Go through the lines below and retype each one exactly.

Input data:
----

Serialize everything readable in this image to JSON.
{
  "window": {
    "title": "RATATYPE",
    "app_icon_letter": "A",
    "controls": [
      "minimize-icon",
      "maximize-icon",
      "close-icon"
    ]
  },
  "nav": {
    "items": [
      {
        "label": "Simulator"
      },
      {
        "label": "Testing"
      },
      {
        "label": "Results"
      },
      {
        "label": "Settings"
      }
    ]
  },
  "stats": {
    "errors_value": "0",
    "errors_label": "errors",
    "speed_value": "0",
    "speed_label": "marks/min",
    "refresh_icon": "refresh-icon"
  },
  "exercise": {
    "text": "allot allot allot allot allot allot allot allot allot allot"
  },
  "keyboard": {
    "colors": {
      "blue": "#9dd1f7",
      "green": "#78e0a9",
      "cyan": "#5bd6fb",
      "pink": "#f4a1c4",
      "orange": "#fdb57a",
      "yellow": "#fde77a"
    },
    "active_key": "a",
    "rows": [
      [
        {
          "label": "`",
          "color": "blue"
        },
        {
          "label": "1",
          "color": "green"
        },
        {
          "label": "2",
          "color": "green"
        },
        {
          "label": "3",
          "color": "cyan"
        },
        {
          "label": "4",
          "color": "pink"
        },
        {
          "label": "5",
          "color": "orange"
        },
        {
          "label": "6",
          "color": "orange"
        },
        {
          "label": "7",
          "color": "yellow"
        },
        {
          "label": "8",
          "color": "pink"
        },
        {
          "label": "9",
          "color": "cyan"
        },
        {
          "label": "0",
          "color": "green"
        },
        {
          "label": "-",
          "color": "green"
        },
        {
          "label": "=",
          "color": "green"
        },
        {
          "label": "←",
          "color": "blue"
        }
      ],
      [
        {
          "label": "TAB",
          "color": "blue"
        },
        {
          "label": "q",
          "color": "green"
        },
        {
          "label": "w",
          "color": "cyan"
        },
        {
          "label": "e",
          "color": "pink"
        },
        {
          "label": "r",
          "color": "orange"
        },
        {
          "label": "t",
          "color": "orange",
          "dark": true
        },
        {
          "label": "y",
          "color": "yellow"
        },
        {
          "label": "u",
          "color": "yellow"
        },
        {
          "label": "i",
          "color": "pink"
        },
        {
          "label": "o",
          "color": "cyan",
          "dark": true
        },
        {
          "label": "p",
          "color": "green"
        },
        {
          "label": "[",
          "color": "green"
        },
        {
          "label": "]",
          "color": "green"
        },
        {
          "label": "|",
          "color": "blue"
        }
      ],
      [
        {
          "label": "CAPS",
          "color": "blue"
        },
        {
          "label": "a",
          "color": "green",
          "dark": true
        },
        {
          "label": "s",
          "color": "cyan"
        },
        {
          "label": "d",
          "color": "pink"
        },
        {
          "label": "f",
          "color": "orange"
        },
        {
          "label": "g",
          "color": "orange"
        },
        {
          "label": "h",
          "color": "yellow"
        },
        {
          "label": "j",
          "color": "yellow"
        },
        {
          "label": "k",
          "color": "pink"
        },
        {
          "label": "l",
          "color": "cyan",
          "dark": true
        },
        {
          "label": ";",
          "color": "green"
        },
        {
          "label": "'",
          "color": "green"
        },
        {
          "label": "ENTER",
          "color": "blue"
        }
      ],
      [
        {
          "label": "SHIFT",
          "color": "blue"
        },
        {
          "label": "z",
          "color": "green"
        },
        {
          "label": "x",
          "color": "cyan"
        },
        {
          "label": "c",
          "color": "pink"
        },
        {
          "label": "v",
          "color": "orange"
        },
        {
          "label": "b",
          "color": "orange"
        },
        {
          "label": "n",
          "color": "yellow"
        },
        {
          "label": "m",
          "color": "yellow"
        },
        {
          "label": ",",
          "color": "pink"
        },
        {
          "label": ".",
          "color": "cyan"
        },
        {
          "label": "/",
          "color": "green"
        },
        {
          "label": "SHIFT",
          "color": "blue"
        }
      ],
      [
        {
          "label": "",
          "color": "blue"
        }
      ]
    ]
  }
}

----

Finished task:
Serialize everything readable in this image to JSON.
{
  "window": {
    "title": "RATATYPE",
    "app_icon_letter": "A",
    "controls": [
      "minimize-icon",
      "maximize-icon",
      "close-icon"
    ]
  },
  "nav": {
    "items": [
      {
        "label": "Simulator"
      },
      {
        "label": "Testing"
      },
      {
        "label": "Results"
      },
      {
        "label": "Settings"
      }
    ]
  },
  "stats": {
    "errors_value": "0",
    "errors_label": "errors",
    "speed_value": "0",
    "speed_label": "marks/min",
    "refresh_icon": "refresh-icon"
  },
  "exercise": {
    "text": "allot allot allot allot allot allot allot allot allot allot"
  },
  "keyboard": {
    "colors": {
      "blue": "#9dd1f7",
      "green": "#78e0a9",
      "cyan": "#5bd6fb",
      "pink": "#f4a1c4",
      "orange": "#fdb57a",
      "yellow": "#fde77a"
    },
    "active_key": "a",
    "rows": [
      [
        {
          "label": "`",
          "color": "blue"
        },
        {
          "label": "1",
          "color": "green"
        },
        {
          "label": "2",
          "color": "green"
        },
        {
          "label": "3",
          "color": "cyan"
        },
        {
          "label": "4",
          "color": "pink"
        },
        {
          "label": "5",
          "color": "orange"
        },
        {
          "label": "6",
          "color": "orange"
        },
        {
          "label": "7",
          "color": "yellow"
        },
        {
          "label": "8",
          "color": "pink"
        },
        {
          "label": "9",
          "color": "cyan"
        },
        {
          "label": "0",
          "color": "green"
        },
        {
          "label": "-",
          "color": "green"
        },
        {
          "label": "=",
          "color": "green"
        },
        {
          "label": "←",
          "color": "blue"
        }
      ],
      [
        {
          "label": "TAB",
          "color": "blue"
        },
        {
          "label": "q",
          "color": "green"
        },
        {
          "label": "w",
          "color": "cyan"
        },
        {
          "label": "e",
          "color": "pink"
        },
        {
          "label": "r",
          "color": "orange"
        },
        {
          "label": "t",
          "color": "orange",
          "dark": true
        },
        {
          "label": "y",
          "color": "yellow"
        },
        {
          "label": "u",
          "color": "yellow"
        },
        {
          "label": "i",
          "color": "pink"
        },
        {
          "label": "o",
          "color": "cyan",
          "dark": true
        },
        {
          "label": "p",
          "color": "green"
        },
        {
          "label": "[",
          "color": "green"
        },
        {
          "label": "]",
          "color": "green"
        },
        {
          "label": "|",
          "color": "blue"
        }
      ],
      [
        {
          "label": "CAPS",
          "color": "blue"
        },
        {
          "label": "a",
          "color": "green",
          "dark": true
        },
        {
          "label": "s",
          "color": "cyan"
        },
        {
          "label": "d",
          "color": "pink"
        },
        {
          "label": "f",
          "color": "orange"
        },
        {
          "label": "g",
          "color": "orange"
        },
        {
          "label": "h",
          "color": "yellow"
        },
        {
          "label": "j",
          "color": "yellow"
        },
        {
          "label": "k",
          "color": "pink"
        },
        {
          "label": "l",
          "color": "cyan",
          "dark": true
        },
        {
          "label": ";",
          "color": "green"
        },
        {
          "label": "'",
          "color": "green"
        },
        {
          "label": "ENTER",
          "color": "blue"
        }
      ],
      [
        {
          "label": "SHIFT",
          "color": "blue"
        },
        {
          "label": "z",
          "color": "green"
        },
        {
          "label": "x",
          "color": "cyan"
        },
        {
          "label": "c",
          "color": "pink"
        },
        {
          "label": "v",
          "color": "orange"
        },
        {
          "label": "b",
          "color": "orange"
        },
        {
          "label": "n",
          "color": "yellow"
        },
        {
          "label": "m",
          "color": "yellow"
        },
        {
          "label": ",",
          "color": "pink"
        },
        {
          "label": ".",
          "color": "cyan"
        },
        {
          "label": "/",
          "color": "green"
        },
        {
          "label": "SHIFT",
          "color": "blue"
        }
      ],
      [
        {
          "label": "",
          "color": "blue"
        }
      ]
    ]
  }
}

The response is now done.